These two series feature a mysterious supernatural entity that preys on human flaws. Both Pet Shop of Horrors and Jigoku Shoujo deal with passing judgment and convey a very dark and depressing mood through the anguish-filled situations that desperate people have to face. They both delve into terrible moral quandaries and impose contracts that bind the contractors with the terrible consequences of their choices. In these series the supernatural elements serve as a device to exploring the heavy toll that certain decisions entail, blending insanity with a brooding feeling of hopelessness.  
report Recommended by Nocturnal
Both are dark. Both are philsophical. Plus, if you sqiunt, Count D kinda has traits of both Raito and L.  
report Recommended by tatselk
Petshop of Horrors - Both are mystery based, supernatural and both have a simular art style.  

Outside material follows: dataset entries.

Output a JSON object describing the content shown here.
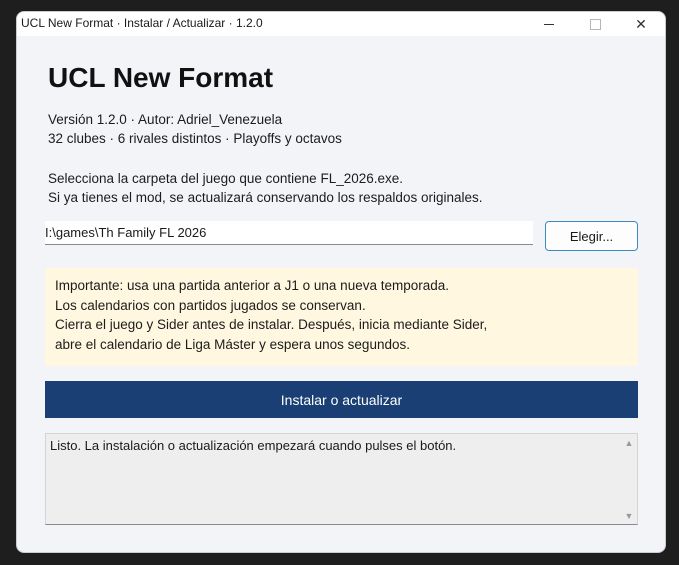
{
  "window": {
    "title": "UCL New Format · Instalar / Actualizar · 1.2.0",
    "controls": {
      "minimize": "minimize",
      "maximize": "maximize",
      "close": "✕"
    }
  },
  "header": {
    "title": "UCL New Format",
    "version_line": "Versión 1.2.0  ·  Autor: Adriel_Venezuela",
    "info_line": "32 clubes · 6 rivales distintos · Playoffs y octavos"
  },
  "instructions": {
    "line1": "Selecciona la carpeta del juego que contiene FL_2026.exe.",
    "line2": "Si ya tienes el mod, se actualizará conservando los respaldos originales."
  },
  "folder": {
    "path_value": "I:\\games\\Th Family FL 2026",
    "browse_label": "Elegir..."
  },
  "notice": {
    "line1": "Importante: usa una partida anterior a J1 o una nueva temporada.",
    "line2": "Los calendarios con partidos jugados se conservan.",
    "line3": "Cierra el juego y Sider antes de instalar. Después, inicia mediante Sider,",
    "line4": "abre el calendario de Liga Máster y espera unos segundos."
  },
  "actions": {
    "install_label": "Instalar o actualizar"
  },
  "log": {
    "text": "Listo. La instalación o actualización empezará cuando pulses el botón.",
    "scroll_up": "▲",
    "scroll_down": "▼"
  },
  "colors": {
    "accent": "#1a3f74",
    "notice_bg": "#fff7df",
    "window_bg": "#f3f4f8",
    "browse_border": "#3b8bc2"
  }
}
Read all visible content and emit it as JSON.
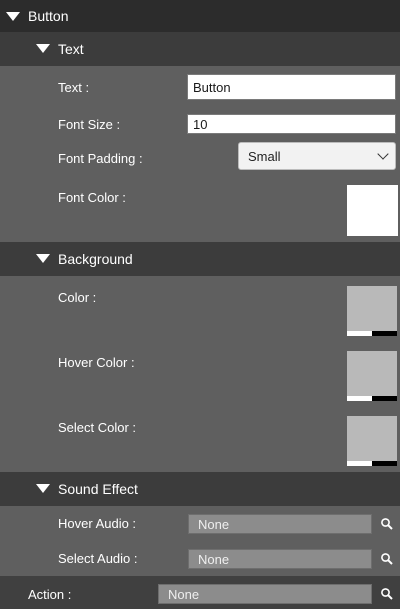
{
  "button_section": {
    "title": "Button"
  },
  "text_section": {
    "title": "Text",
    "text_label": "Text :",
    "text_value": "Button",
    "font_size_label": "Font Size :",
    "font_size_value": "10",
    "font_padding_label": "Font Padding :",
    "font_padding_value": "Small",
    "font_color_label": "Font Color :",
    "font_color": "#ffffff"
  },
  "background_section": {
    "title": "Background",
    "color_label": "Color :",
    "hover_color_label": "Hover Color :",
    "select_color_label": "Select Color :",
    "color": "#b9b9b9",
    "hover_color": "#b9b9b9",
    "select_color": "#b9b9b9"
  },
  "sound_section": {
    "title": "Sound Effect",
    "hover_audio_label": "Hover Audio :",
    "hover_audio_value": "None",
    "select_audio_label": "Select Audio :",
    "select_audio_value": "None"
  },
  "action": {
    "label": "Action :",
    "value": "None"
  },
  "icons": {
    "collapse": "triangle-down-icon",
    "search": "magnifier-icon",
    "dropdown": "chevron-down-icon"
  }
}
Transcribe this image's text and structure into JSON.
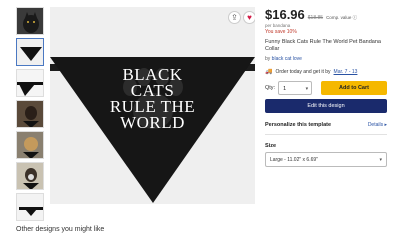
{
  "thumbnails": [
    {
      "name": "thumb-cat",
      "selected": false
    },
    {
      "name": "thumb-bandana-front",
      "selected": true
    },
    {
      "name": "thumb-bandana-side",
      "selected": false
    },
    {
      "name": "thumb-dog-1",
      "selected": false
    },
    {
      "name": "thumb-dog-2",
      "selected": false
    },
    {
      "name": "thumb-dog-3",
      "selected": false
    },
    {
      "name": "thumb-dog-4",
      "selected": false
    }
  ],
  "main_image": {
    "text_line1": "BLACK",
    "text_line2": "CATS",
    "text_line3": "RULE THE",
    "text_line4": "WORLD"
  },
  "product": {
    "price": "$16.96",
    "old_price": "$18.85",
    "price_note": "Comp. value ⓘ",
    "per": "per bandana",
    "save": "You save 10%",
    "title": "Funny Black Cats Rule The World Pet Bandana Collar",
    "by_prefix": "by",
    "by_store": "black cat love",
    "delivery_prefix": "Order today and get it by",
    "delivery_date": "Mar. 7 - 13"
  },
  "purchase": {
    "qty_label": "Qty:",
    "qty_value": "1",
    "add_to_cart": "Add to Cart",
    "edit_design": "Edit this design"
  },
  "personalize": {
    "title": "Personalize this template",
    "details": "Details ▸"
  },
  "size": {
    "label": "Size",
    "selected": "Large - 11.02\" x 6.69\""
  },
  "other_designs": "Other designs you might like"
}
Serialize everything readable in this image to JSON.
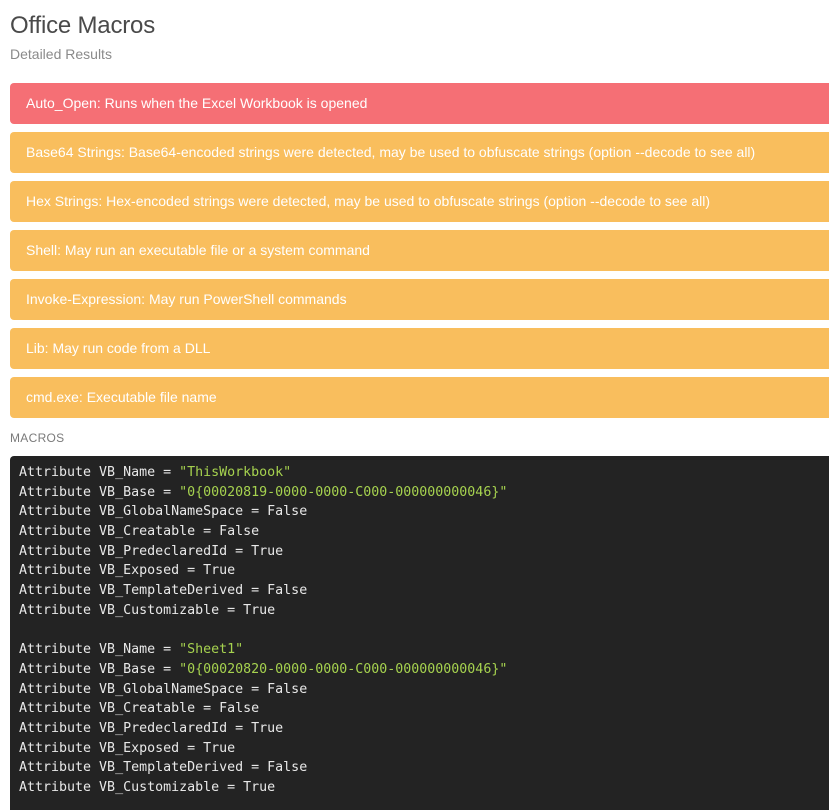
{
  "header": {
    "title": "Office Macros",
    "subtitle": "Detailed Results"
  },
  "alerts": [
    {
      "severity": "danger",
      "text": "Auto_Open: Runs when the Excel Workbook is opened"
    },
    {
      "severity": "warning",
      "text": "Base64 Strings: Base64-encoded strings were detected, may be used to obfuscate strings (option --decode to see all)"
    },
    {
      "severity": "warning",
      "text": "Hex Strings: Hex-encoded strings were detected, may be used to obfuscate strings (option --decode to see all)"
    },
    {
      "severity": "warning",
      "text": "Shell: May run an executable file or a system command"
    },
    {
      "severity": "warning",
      "text": "Invoke-Expression: May run PowerShell commands"
    },
    {
      "severity": "warning",
      "text": "Lib: May run code from a DLL"
    },
    {
      "severity": "warning",
      "text": "cmd.exe: Executable file name"
    }
  ],
  "colors": {
    "danger": "#f56f75",
    "warning": "#f9be5d",
    "code_bg": "#232323",
    "code_string": "#a6d24f"
  },
  "macros": {
    "label": "MACROS",
    "lines": [
      {
        "pre": "Attribute VB_Name = ",
        "str": "\"ThisWorkbook\"",
        "post": ""
      },
      {
        "pre": "Attribute VB_Base = ",
        "str": "\"0{00020819-0000-0000-C000-000000000046}\"",
        "post": ""
      },
      {
        "pre": "Attribute VB_GlobalNameSpace = False",
        "str": "",
        "post": ""
      },
      {
        "pre": "Attribute VB_Creatable = False",
        "str": "",
        "post": ""
      },
      {
        "pre": "Attribute VB_PredeclaredId = True",
        "str": "",
        "post": ""
      },
      {
        "pre": "Attribute VB_Exposed = True",
        "str": "",
        "post": ""
      },
      {
        "pre": "Attribute VB_TemplateDerived = False",
        "str": "",
        "post": ""
      },
      {
        "pre": "Attribute VB_Customizable = True",
        "str": "",
        "post": ""
      },
      {
        "pre": "",
        "str": "",
        "post": ""
      },
      {
        "pre": "Attribute VB_Name = ",
        "str": "\"Sheet1\"",
        "post": ""
      },
      {
        "pre": "Attribute VB_Base = ",
        "str": "\"0{00020820-0000-0000-C000-000000000046}\"",
        "post": ""
      },
      {
        "pre": "Attribute VB_GlobalNameSpace = False",
        "str": "",
        "post": ""
      },
      {
        "pre": "Attribute VB_Creatable = False",
        "str": "",
        "post": ""
      },
      {
        "pre": "Attribute VB_PredeclaredId = True",
        "str": "",
        "post": ""
      },
      {
        "pre": "Attribute VB_Exposed = True",
        "str": "",
        "post": ""
      },
      {
        "pre": "Attribute VB_TemplateDerived = False",
        "str": "",
        "post": ""
      },
      {
        "pre": "Attribute VB_Customizable = True",
        "str": "",
        "post": ""
      }
    ]
  }
}
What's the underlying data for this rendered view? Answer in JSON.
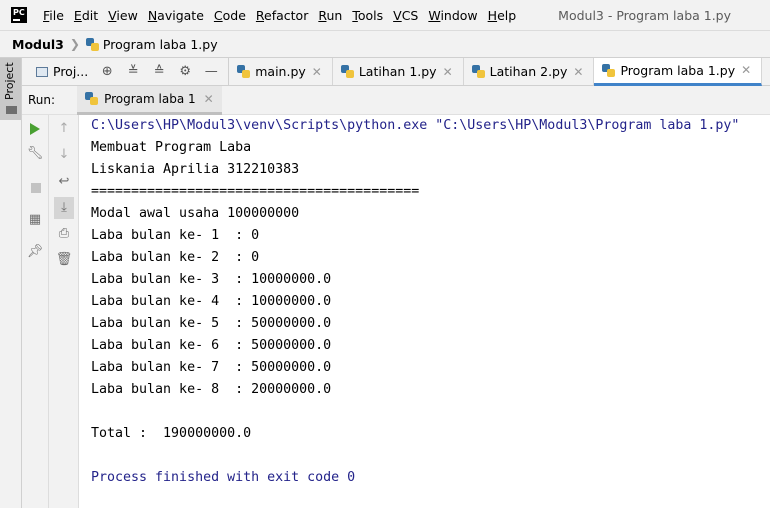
{
  "menubar": {
    "logo_text": "PC",
    "items": [
      "File",
      "Edit",
      "View",
      "Navigate",
      "Code",
      "Refactor",
      "Run",
      "Tools",
      "VCS",
      "Window",
      "Help"
    ],
    "window_title": "Modul3 - Program laba 1.py"
  },
  "navbar": {
    "project": "Modul3",
    "file": "Program laba 1.py"
  },
  "side": {
    "project_tab": "Project"
  },
  "tabsbar": {
    "project_label": "Proj...",
    "tabs": [
      {
        "label": "main.py",
        "active": false
      },
      {
        "label": "Latihan 1.py",
        "active": false
      },
      {
        "label": "Latihan 2.py",
        "active": false
      },
      {
        "label": "Program laba 1.py",
        "active": true
      }
    ]
  },
  "runbar": {
    "label": "Run:",
    "tab_label": "Program laba 1"
  },
  "console": {
    "lines": [
      {
        "text": "C:\\Users\\HP\\Modul3\\venv\\Scripts\\python.exe \"C:\\Users\\HP\\Modul3\\Program laba 1.py\"",
        "style": "blue"
      },
      {
        "text": "Membuat Program Laba",
        "style": ""
      },
      {
        "text": "Liskania Aprilia 312210383",
        "style": ""
      },
      {
        "text": "=========================================",
        "style": ""
      },
      {
        "text": "Modal awal usaha 100000000",
        "style": ""
      },
      {
        "text": "Laba bulan ke- 1  : 0",
        "style": ""
      },
      {
        "text": "Laba bulan ke- 2  : 0",
        "style": ""
      },
      {
        "text": "Laba bulan ke- 3  : 10000000.0",
        "style": ""
      },
      {
        "text": "Laba bulan ke- 4  : 10000000.0",
        "style": ""
      },
      {
        "text": "Laba bulan ke- 5  : 50000000.0",
        "style": ""
      },
      {
        "text": "Laba bulan ke- 6  : 50000000.0",
        "style": ""
      },
      {
        "text": "Laba bulan ke- 7  : 50000000.0",
        "style": ""
      },
      {
        "text": "Laba bulan ke- 8  : 20000000.0",
        "style": ""
      },
      {
        "text": "",
        "style": ""
      },
      {
        "text": "Total :  190000000.0",
        "style": ""
      },
      {
        "text": "",
        "style": ""
      },
      {
        "text": "Process finished with exit code 0",
        "style": "blue"
      }
    ]
  },
  "colors": {
    "accent_tab": "#4083c9",
    "run_green": "#49a032",
    "console_blue": "#23238a"
  }
}
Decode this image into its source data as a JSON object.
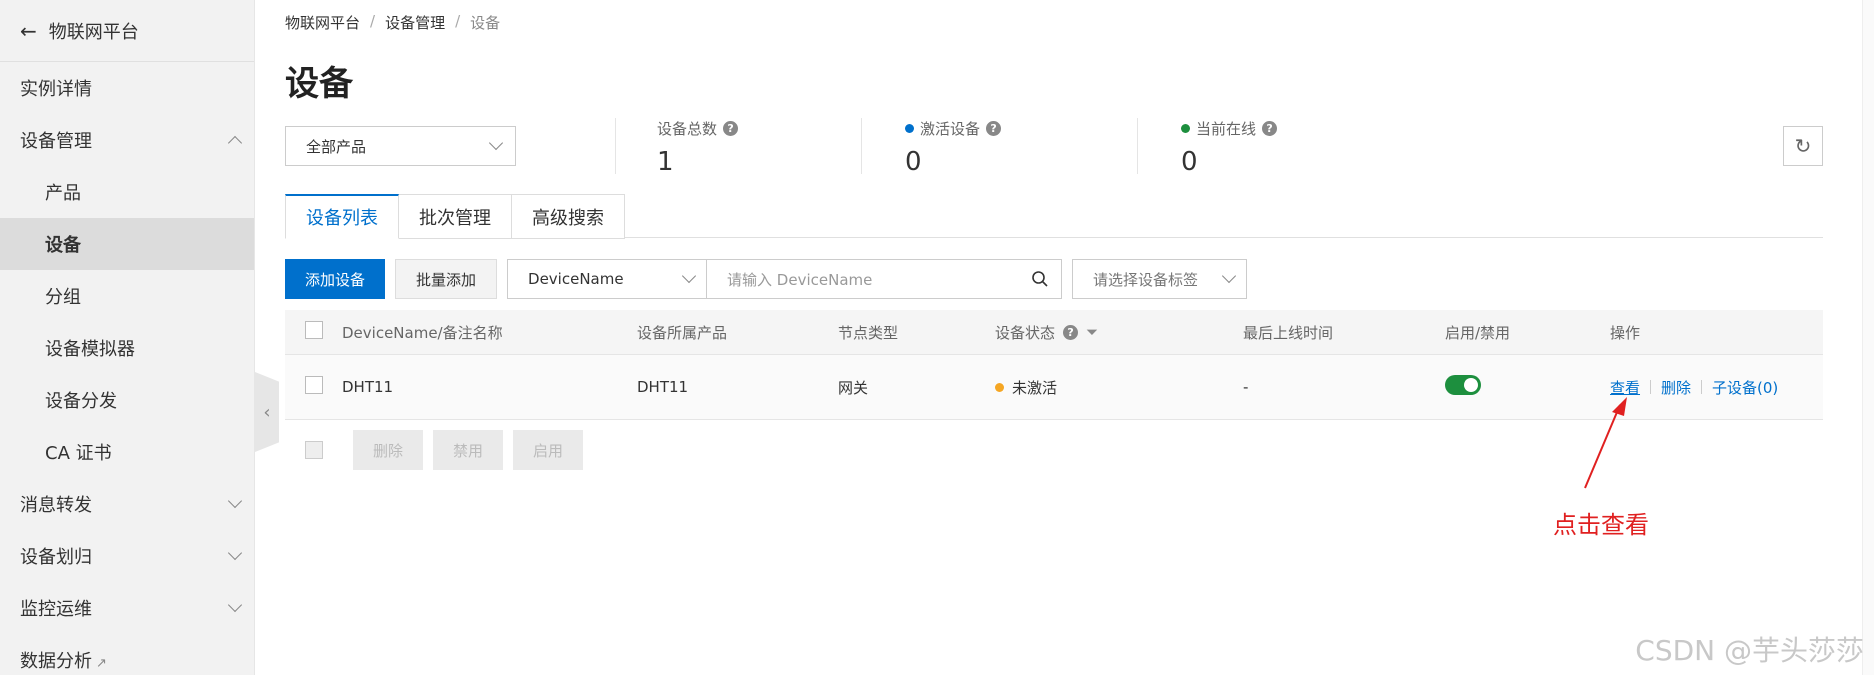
{
  "sidebar": {
    "title": "物联网平台",
    "items": [
      {
        "label": "实例详情"
      },
      {
        "label": "设备管理"
      },
      {
        "label": "产品"
      },
      {
        "label": "设备"
      },
      {
        "label": "分组"
      },
      {
        "label": "设备模拟器"
      },
      {
        "label": "设备分发"
      },
      {
        "label": "CA 证书"
      },
      {
        "label": "消息转发"
      },
      {
        "label": "设备划归"
      },
      {
        "label": "监控运维"
      },
      {
        "label": "数据分析"
      }
    ]
  },
  "breadcrumb": [
    "物联网平台",
    "设备管理",
    "设备"
  ],
  "page_title": "设备",
  "product_filter": {
    "value": "全部产品"
  },
  "stats": [
    {
      "label": "设备总数",
      "value": "1"
    },
    {
      "label": "激活设备",
      "value": "0",
      "color": "#0070cc"
    },
    {
      "label": "当前在线",
      "value": "0",
      "color": "#1d8f3e"
    }
  ],
  "tabs": [
    {
      "label": "设备列表"
    },
    {
      "label": "批次管理"
    },
    {
      "label": "高级搜索"
    }
  ],
  "toolbar": {
    "add_label": "添加设备",
    "batch_add_label": "批量添加",
    "field_value": "DeviceName",
    "search_placeholder": "请输入 DeviceName",
    "tag_placeholder": "请选择设备标签"
  },
  "table": {
    "headers": [
      "DeviceName/备注名称",
      "设备所属产品",
      "节点类型",
      "设备状态",
      "最后上线时间",
      "启用/禁用",
      "操作"
    ],
    "rows": [
      {
        "name": "DHT11",
        "product": "DHT11",
        "node_type": "网关",
        "status": "未激活",
        "last_online": "-",
        "enabled": true,
        "actions": [
          "查看",
          "删除",
          "子设备(0)"
        ]
      }
    ]
  },
  "footer_actions": [
    "删除",
    "禁用",
    "启用"
  ],
  "annotation": "点击查看",
  "watermark": "CSDN @芋头莎莎"
}
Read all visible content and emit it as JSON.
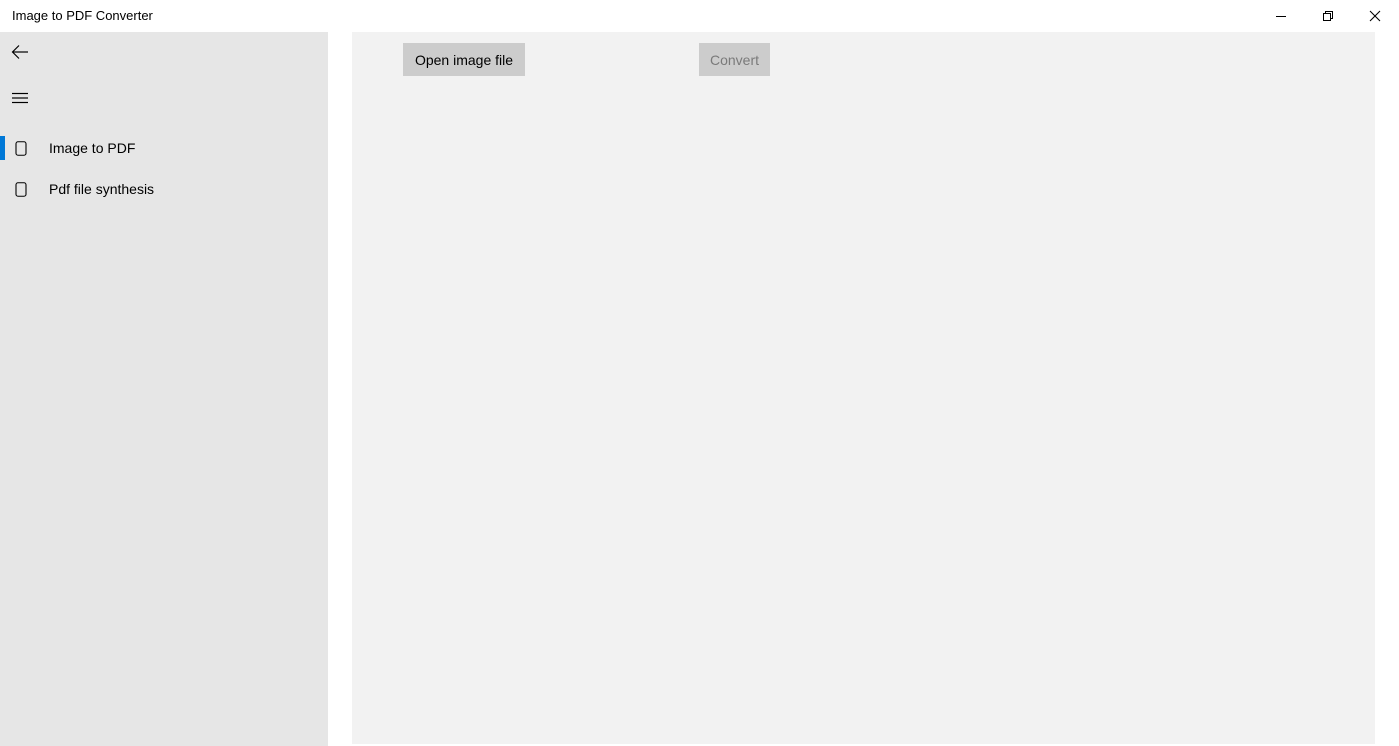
{
  "window": {
    "title": "Image to PDF Converter",
    "controls": {
      "minimize_icon": "minimize-icon",
      "restore_icon": "restore-icon",
      "close_icon": "close-icon"
    }
  },
  "sidebar": {
    "back_icon": "back-arrow-icon",
    "menu_icon": "hamburger-icon",
    "items": [
      {
        "label": "Image to PDF",
        "icon": "page-icon",
        "selected": true
      },
      {
        "label": "Pdf file synthesis",
        "icon": "page-icon",
        "selected": false
      }
    ],
    "accent_color": "#0078d7",
    "background_color": "#e6e6e6"
  },
  "main": {
    "open_button_label": "Open image file",
    "convert_button_label": "Convert",
    "convert_enabled": false,
    "background_color": "#f2f2f2"
  }
}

report Recommended by Yemi_Hikari
Kind of similar ironic case resolutions~ Similar themes 
report Recommended by Shin
Same idea of supranatural wishing shop and owner that isn't really what it appears to be 
report Recommended by twisteda
Both stories are a bit morbid and dark. Pet shop of horrors contains more light humor but there similar in both art and the darkness of creatures. 
report Recommended by AlbinoMamba
Both of an older animation style and demons-related plot, they have a similar dark, mysterious feeling to them; both with a big potential to make full-lenght series. Also, Tsunami somehow reminds Count D, the more so because they have the same seiyuu. 
report Recommended by Lottorea